As published on scmp.com, Monday 1 November, 2021.
Financial firms are busy working with wealthy clients to be among the first to list special purpose acquisitions companies (SPACs) in the city in anticipation of Hong Kong Exchanges and Clearing (HKEX) giving its approval to blank-cheque companies, according to industry players.
HKEX chief executive Nicholas Aguzin on Wednesday said a decision on SPACs will be made soon after the 45-day consultation period ends on Sunday, hinting that the first listing could happen shortly. Singapore Exchange allowed SPACs to list from September 3, just one day after the bourse announced it had concluded the consultation on the subject.
SPACs have been one of the hottest fundraising trends since the beginning of 2020, raising nearly US$81 billion last year and US$139 billion this year as of October 28, according to Refinitiv data.
“A number of financial institutions and SPAC promoters, while preparing responses to the consultation paper, are preparing SPACs, with the vision of being among the first to be listed in Hong Kong,” said Victoria Lloyd, a partner in law firm Baker McKenzie’s capital markets practice. “There has been strong interest for SPAC listings on the Hong Kong stock exchange,” Lloyd said.
SPACS do not have any existing businesses, rather they are created to raise financial war chests and buy assets within a limited period of time, usually 18 to 24 months. At present, a majority of SPACs are listed in the US, but Britain, Malaysia and Singapore have introduced rule changes to compete for such listings.
Under the proposed rules announced by HKEX in September, a SPAC will have two years to announce a transaction and must complete it within 36 months of their formation. Hong Kong will only allow large SPACs that raise at least HK$1 billion (US$128 million) to list on its main board, the highest requirement among all exchanges.
Hong Kong’s proposed rules ban retail trading in SPACs and only professional investors with HK$8 million of assets will be allowed to trade the SPACs until they complete a merger with a company that meets the normal IPO requirements.
The SPACs listing reform was fast tracked after it received the blessing of the government. Financial Secretary Paul Chan Mo-po in March urged the HKEX to undertake a study on SPAC listings, after several local tycoons listed their blank-cheque companies in the US.
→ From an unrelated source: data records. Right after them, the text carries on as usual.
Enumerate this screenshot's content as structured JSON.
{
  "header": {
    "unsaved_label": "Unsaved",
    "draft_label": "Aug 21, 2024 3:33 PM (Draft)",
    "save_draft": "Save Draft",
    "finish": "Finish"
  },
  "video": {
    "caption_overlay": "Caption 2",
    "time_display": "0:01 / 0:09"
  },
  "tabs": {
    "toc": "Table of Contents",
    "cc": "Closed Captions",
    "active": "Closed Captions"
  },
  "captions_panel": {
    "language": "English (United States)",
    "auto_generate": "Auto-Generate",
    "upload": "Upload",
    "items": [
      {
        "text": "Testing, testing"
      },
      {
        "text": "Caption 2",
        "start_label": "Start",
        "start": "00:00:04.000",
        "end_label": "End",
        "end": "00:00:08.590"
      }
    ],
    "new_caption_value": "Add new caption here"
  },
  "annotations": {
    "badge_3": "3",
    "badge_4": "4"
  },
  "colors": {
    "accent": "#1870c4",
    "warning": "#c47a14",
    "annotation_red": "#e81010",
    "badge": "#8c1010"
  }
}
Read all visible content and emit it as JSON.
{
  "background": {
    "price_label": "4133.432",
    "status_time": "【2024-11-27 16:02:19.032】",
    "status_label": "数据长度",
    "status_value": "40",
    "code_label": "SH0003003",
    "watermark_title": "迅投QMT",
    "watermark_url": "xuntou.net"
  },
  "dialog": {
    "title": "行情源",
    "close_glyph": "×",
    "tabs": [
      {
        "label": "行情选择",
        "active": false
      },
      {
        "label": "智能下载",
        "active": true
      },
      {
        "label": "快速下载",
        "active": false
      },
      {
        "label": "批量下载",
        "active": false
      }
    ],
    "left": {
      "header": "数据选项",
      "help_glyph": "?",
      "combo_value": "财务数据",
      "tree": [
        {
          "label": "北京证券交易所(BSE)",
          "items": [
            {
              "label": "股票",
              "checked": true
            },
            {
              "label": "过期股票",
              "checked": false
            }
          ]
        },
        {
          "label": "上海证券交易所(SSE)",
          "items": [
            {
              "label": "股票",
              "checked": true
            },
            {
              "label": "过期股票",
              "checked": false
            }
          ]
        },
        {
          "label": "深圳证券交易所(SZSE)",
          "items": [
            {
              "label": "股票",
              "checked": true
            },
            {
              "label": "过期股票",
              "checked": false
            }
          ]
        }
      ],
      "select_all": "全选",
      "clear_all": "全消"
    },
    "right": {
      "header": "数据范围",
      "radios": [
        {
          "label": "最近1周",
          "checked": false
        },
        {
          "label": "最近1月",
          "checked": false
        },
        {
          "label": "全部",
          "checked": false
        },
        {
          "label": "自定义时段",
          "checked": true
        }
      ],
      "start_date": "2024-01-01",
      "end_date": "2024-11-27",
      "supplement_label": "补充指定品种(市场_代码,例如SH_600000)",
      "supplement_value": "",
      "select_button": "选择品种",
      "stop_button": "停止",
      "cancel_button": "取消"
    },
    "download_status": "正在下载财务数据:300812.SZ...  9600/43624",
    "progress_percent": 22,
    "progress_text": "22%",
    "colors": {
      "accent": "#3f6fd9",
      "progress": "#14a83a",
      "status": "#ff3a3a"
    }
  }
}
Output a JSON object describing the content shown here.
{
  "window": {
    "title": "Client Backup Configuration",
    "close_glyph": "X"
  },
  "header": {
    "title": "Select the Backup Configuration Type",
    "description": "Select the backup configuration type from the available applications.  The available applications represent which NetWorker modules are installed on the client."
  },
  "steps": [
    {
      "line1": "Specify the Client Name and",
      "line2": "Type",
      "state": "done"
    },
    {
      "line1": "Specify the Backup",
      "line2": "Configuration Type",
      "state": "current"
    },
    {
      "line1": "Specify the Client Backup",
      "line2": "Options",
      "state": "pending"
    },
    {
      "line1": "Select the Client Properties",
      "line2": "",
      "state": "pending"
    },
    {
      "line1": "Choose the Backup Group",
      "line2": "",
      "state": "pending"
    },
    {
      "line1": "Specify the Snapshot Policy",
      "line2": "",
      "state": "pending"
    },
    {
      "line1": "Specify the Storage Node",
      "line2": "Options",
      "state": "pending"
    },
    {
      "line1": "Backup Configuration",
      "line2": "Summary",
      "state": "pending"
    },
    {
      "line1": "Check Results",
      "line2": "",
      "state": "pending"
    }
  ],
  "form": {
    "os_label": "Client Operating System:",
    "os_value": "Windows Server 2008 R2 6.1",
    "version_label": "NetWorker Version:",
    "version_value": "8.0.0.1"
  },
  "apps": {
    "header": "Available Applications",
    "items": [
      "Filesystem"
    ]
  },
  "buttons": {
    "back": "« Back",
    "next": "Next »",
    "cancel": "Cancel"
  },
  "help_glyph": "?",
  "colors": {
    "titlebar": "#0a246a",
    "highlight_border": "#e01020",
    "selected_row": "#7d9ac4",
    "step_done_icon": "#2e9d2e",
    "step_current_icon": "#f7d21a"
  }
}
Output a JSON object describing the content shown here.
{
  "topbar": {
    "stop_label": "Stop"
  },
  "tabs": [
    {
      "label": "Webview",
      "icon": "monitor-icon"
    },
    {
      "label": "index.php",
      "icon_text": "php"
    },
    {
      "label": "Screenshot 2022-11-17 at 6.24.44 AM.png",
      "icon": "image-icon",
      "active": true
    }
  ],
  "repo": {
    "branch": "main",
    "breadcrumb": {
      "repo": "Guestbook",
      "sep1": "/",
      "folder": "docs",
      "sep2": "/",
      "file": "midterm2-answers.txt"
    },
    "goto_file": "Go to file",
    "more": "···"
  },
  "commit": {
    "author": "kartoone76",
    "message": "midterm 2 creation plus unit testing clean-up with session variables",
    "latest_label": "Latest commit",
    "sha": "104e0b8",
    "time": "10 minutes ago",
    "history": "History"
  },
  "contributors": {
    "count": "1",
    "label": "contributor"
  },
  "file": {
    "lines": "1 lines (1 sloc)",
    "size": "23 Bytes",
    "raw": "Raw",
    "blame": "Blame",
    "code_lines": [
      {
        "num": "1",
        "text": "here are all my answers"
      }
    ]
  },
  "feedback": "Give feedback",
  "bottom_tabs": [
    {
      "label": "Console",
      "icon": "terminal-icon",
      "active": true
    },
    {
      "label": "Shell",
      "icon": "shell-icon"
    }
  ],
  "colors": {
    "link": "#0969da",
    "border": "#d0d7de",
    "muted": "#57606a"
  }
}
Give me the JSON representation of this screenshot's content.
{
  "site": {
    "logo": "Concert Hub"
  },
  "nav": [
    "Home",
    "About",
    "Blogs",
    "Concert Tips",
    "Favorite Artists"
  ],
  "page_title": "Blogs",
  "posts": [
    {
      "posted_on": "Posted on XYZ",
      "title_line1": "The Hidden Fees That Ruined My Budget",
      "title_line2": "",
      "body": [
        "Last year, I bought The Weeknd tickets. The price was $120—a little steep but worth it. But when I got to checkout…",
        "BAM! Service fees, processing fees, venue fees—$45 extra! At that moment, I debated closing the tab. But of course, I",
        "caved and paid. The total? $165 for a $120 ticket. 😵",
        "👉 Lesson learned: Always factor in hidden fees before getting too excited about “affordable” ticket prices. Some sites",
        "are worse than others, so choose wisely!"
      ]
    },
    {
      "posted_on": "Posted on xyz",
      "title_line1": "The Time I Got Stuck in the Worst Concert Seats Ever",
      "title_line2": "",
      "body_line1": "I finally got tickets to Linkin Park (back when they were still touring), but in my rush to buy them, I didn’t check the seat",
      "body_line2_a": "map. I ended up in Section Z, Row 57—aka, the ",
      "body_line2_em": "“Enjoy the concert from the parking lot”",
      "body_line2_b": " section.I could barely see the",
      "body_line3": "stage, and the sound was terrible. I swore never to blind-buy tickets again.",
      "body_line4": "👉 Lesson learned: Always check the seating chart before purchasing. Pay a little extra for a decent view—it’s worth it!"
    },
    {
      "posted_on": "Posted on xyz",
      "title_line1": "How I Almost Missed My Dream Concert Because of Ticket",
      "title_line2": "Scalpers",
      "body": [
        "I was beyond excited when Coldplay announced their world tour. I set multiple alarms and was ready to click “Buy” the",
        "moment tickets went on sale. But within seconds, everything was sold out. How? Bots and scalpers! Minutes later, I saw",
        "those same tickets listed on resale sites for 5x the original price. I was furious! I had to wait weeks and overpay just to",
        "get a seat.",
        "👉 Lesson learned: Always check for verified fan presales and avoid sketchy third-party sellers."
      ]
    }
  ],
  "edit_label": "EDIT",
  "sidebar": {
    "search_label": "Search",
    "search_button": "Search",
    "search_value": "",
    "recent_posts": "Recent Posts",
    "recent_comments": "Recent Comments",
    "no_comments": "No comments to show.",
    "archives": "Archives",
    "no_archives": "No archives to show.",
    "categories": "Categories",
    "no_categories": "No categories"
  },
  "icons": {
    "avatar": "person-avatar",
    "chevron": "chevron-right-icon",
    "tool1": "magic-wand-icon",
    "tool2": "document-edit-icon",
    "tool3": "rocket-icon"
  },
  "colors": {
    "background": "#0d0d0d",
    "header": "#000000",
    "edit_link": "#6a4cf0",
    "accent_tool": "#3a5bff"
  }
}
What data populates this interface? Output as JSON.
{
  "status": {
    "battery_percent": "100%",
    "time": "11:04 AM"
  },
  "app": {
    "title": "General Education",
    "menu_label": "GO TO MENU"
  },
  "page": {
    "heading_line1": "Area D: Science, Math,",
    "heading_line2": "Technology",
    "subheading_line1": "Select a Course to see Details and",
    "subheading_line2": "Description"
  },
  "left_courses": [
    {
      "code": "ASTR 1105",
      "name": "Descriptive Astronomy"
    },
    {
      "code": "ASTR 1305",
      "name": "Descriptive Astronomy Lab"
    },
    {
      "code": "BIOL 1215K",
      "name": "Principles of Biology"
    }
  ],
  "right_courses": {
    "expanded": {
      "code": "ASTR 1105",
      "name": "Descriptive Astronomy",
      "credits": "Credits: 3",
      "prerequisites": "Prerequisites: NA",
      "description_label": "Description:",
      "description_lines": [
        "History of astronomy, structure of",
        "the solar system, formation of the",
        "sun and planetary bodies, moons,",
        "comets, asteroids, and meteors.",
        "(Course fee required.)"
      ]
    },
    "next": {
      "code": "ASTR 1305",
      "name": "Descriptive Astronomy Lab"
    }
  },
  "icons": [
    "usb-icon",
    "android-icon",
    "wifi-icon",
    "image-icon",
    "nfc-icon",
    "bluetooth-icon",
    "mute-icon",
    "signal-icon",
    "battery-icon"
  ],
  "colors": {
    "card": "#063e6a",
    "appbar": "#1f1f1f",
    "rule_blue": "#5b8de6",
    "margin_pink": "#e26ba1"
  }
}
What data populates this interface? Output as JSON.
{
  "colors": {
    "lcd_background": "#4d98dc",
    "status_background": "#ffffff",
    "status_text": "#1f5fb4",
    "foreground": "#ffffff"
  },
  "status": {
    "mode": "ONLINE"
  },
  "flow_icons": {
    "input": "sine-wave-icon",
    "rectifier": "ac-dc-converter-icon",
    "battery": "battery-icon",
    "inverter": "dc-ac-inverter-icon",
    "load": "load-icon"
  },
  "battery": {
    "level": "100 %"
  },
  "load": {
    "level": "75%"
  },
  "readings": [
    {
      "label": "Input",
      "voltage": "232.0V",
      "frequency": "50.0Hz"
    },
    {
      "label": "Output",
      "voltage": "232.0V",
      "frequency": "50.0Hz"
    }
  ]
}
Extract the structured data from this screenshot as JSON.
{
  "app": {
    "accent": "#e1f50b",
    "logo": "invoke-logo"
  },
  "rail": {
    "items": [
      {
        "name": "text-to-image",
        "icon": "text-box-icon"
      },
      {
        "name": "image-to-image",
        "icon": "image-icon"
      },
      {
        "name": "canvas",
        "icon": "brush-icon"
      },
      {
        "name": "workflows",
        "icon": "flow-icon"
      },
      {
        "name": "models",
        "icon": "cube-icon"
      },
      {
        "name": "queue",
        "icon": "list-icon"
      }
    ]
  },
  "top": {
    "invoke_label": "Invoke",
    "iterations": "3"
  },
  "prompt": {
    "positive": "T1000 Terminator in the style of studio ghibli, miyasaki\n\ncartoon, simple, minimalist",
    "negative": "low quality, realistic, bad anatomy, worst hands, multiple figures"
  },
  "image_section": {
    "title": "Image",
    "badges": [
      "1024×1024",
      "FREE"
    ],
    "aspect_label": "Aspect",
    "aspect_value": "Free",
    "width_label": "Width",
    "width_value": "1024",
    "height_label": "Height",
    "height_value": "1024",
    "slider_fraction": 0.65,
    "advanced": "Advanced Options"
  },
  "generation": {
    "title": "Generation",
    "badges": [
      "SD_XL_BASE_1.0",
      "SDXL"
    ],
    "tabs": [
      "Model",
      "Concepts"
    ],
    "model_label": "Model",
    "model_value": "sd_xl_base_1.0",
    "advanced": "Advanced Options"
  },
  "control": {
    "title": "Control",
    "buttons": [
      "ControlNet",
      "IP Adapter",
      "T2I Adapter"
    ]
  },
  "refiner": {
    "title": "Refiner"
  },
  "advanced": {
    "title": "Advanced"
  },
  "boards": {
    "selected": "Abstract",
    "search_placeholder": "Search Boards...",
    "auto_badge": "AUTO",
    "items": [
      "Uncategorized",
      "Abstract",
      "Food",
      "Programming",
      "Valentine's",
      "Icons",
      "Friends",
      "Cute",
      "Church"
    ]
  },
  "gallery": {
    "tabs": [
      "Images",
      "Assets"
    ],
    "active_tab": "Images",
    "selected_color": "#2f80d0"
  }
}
The Financial Services Development Council (FSDC), whose board members are appointed by the government to promote Hong Kong as an international financial centre, has given its full support to the HKEX proposals.
“In view of the surging interest across the globe, introducing SPACs is believed to be valuable to the city’s investment ecosystem and capital market,” FSDC said in a statement.
UBS, which has helped Hong Kong tycoons including Adrian Cheng Chi-kong and Richard Li Tzar-kai to list SPACs in the US, said that some of its clients would be interested in raising funds in Hong Kong were it to introduce the same regime.
“Hong Kong can definitely attract SPAC listings as it is an established international financial centre for mainland Chinese companies to raise funds,” John Lee, vice-chairman and head of Greater China global banking at UBS, said in a telephone interview with the Post.
While SPAC regulations in Hong Kong may seem to be more restrictive than those in the US, there were other considerations including different legal systems and risks, Lee said, citing the example of potential class action litigation risks common in the US.
Selina Cheung, co-head of equity capital markets for Asia at UBS, said any high growth company would be suited to list via SPACs.
“The SPAC listing provides more certainties for the valuation and listing. It does not need to go through the marketing process like the traditional IPOs,” she said.
While there are several hundred SPACs in the US, only 20 are headquartered in Hong Kong and five in mainland China, according to HKEX data.
“With the latest regulatory requirements in China tightening restrictions on data-sensitive companies to list overseas, mainland SPACs would find it hard to list in the US,” said Louis Lau, a partner in the capital markets advisory group at KPMG China, adding that they can still list in Hong Kong “as it is part of China”.
He said that market participants found some of the HKEX’s proposed requirements, such as those requiring at least one SPAC promoter to be licensed by the Securities and Futures Commission, limited the pool of people qualified to be promoters, and they have asked for it to be relaxed.
“Even if Hong Kong approves the regime, the number of SPAC listings here would still be lower than the US as Hong Kong has set the bar higher,” Lau said.